Task instructions: Determine the number of lines in the data below that hold "this"; give nothing but that number.

Entries taken from a collection:
____
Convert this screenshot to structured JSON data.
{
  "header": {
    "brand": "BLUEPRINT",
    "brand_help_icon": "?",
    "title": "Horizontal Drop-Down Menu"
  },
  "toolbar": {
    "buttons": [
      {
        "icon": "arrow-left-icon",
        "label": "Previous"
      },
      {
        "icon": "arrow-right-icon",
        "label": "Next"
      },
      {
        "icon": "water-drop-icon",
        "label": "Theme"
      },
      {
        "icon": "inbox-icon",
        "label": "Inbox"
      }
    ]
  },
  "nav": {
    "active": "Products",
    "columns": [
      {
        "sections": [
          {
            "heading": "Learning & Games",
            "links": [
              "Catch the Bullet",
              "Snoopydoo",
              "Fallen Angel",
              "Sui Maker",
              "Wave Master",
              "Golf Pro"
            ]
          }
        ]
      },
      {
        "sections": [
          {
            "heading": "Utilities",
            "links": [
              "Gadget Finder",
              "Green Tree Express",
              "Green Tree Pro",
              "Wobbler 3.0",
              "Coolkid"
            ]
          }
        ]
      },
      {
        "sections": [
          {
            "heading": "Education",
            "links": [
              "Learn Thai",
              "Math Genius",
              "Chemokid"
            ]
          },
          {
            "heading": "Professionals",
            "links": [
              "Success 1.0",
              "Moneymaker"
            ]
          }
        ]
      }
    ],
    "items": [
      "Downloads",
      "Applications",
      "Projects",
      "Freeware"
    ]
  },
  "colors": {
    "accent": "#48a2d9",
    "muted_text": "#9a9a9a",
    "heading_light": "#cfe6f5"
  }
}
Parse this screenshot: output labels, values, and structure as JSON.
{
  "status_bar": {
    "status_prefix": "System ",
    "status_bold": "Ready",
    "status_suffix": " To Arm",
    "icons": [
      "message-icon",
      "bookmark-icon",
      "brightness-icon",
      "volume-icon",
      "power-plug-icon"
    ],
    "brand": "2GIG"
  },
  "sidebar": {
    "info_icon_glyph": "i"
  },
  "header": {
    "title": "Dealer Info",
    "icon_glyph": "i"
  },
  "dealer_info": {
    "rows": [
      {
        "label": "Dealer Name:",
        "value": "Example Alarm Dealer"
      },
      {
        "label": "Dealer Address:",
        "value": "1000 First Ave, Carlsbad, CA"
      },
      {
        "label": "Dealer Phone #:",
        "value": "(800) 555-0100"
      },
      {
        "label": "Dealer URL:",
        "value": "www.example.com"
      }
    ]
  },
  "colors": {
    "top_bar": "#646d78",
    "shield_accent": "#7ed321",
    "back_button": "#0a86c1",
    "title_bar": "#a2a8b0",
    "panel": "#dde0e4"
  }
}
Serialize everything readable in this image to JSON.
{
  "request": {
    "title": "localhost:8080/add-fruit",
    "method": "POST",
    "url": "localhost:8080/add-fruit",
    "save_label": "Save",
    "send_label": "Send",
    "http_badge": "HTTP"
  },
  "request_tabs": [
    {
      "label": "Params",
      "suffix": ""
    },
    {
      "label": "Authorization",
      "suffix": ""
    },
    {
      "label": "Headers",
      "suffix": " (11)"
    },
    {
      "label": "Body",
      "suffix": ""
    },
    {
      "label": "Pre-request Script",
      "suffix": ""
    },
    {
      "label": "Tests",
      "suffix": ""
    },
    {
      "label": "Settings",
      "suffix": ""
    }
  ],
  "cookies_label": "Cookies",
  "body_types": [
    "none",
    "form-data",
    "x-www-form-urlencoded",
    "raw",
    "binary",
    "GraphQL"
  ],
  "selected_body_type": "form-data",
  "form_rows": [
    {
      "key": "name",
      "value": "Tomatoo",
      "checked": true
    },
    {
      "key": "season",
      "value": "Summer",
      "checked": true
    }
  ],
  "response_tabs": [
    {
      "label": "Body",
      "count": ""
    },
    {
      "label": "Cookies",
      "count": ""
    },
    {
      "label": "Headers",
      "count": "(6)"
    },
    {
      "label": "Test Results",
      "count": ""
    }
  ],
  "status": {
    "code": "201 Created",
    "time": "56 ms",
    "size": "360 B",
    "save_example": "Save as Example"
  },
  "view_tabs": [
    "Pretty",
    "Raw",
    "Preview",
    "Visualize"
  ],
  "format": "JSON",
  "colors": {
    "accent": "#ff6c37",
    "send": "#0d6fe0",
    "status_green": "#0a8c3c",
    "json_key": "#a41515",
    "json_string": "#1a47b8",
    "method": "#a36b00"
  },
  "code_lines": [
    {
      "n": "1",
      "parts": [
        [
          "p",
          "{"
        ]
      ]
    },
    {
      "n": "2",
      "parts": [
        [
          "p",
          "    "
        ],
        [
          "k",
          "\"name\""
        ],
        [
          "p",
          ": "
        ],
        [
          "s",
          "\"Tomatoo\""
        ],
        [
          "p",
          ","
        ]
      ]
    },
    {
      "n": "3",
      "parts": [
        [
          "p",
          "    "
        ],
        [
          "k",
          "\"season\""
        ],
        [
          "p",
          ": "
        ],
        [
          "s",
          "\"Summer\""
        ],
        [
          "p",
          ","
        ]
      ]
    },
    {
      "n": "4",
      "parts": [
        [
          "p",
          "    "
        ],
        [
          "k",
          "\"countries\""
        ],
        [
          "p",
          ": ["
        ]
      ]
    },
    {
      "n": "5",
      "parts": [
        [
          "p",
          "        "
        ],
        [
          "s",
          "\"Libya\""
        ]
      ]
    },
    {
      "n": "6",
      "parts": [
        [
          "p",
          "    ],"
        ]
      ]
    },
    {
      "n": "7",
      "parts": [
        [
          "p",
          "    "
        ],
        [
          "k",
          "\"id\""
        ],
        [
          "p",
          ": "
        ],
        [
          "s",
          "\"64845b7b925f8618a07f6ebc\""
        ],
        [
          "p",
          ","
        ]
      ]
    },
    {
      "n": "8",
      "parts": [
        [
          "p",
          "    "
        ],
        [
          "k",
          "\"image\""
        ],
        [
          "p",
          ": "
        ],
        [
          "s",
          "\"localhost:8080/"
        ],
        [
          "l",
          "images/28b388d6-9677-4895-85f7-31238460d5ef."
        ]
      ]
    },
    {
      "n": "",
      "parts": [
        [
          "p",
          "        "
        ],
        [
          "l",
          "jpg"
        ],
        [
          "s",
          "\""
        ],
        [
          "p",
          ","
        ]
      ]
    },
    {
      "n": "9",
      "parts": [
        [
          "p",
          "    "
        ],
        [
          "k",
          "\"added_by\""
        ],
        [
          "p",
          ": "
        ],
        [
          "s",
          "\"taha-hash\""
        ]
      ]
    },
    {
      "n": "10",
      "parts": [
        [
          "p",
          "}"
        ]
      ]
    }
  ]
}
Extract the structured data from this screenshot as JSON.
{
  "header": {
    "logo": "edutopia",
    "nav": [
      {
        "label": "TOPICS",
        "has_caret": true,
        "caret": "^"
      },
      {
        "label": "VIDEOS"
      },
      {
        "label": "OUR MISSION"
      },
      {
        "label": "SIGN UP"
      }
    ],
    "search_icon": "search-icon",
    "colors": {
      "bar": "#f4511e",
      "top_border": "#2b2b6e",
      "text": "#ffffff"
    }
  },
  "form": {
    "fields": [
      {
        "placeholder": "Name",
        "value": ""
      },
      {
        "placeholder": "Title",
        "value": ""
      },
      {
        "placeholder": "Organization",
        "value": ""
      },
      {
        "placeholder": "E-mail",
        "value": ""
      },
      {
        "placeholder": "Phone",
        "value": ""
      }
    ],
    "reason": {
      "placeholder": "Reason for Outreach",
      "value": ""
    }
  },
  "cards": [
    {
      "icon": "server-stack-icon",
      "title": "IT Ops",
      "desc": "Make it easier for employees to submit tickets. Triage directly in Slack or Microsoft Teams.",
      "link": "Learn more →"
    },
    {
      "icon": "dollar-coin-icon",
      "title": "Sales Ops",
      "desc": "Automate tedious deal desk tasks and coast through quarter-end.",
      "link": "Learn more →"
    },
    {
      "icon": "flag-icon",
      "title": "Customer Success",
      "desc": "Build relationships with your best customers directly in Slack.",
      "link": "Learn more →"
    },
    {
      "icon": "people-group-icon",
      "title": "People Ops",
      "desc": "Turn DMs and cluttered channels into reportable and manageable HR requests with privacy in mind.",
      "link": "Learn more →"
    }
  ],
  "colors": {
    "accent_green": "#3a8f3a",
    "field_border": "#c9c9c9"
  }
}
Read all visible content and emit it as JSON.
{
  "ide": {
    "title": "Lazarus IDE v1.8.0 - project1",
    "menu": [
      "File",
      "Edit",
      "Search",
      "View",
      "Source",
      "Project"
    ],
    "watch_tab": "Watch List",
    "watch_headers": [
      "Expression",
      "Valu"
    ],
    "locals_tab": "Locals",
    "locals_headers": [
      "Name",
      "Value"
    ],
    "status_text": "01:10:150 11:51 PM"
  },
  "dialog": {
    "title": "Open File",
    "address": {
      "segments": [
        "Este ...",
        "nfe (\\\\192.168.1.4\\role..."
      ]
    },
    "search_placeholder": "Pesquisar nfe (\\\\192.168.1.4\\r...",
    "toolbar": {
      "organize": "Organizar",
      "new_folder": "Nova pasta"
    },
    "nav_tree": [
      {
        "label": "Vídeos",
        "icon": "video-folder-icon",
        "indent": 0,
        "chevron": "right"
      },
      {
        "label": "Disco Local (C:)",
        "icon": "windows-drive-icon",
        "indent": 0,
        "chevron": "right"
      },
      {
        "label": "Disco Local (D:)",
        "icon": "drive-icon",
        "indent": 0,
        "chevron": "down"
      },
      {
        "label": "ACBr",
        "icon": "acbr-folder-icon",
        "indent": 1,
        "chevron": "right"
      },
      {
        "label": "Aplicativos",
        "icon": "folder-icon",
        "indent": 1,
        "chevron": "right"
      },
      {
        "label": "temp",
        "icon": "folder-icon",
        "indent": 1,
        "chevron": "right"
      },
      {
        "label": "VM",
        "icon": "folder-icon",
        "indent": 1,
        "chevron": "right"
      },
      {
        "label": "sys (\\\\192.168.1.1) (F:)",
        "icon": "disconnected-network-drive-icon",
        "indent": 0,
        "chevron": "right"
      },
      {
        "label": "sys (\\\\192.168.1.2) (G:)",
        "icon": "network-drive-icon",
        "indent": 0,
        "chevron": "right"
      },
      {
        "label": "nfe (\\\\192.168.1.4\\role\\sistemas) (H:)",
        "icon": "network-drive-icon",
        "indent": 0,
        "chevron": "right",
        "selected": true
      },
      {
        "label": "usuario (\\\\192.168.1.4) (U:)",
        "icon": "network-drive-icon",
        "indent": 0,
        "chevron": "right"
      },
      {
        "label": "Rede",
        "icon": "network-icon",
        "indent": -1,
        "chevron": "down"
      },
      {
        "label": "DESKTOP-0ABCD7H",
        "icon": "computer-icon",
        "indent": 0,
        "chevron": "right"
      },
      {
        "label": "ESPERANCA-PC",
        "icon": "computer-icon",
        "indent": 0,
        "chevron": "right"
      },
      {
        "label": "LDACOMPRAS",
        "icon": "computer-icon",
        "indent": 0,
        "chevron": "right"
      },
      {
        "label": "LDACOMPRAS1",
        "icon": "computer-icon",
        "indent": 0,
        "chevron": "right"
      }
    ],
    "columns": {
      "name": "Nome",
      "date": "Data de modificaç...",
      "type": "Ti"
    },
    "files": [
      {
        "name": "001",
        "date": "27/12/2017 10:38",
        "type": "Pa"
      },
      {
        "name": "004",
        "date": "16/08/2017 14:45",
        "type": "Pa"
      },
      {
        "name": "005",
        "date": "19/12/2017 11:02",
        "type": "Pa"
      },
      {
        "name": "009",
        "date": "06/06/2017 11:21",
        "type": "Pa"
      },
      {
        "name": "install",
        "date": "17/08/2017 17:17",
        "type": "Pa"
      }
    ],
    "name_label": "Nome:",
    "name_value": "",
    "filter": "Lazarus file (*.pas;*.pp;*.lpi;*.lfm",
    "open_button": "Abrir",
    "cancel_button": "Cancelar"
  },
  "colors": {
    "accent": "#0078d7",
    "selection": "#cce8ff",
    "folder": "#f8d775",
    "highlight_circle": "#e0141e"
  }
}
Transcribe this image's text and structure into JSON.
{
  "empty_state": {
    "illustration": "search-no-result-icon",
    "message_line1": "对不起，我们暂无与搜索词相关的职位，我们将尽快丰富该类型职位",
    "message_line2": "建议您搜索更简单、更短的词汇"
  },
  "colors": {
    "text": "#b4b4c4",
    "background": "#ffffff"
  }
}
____
Your response: 5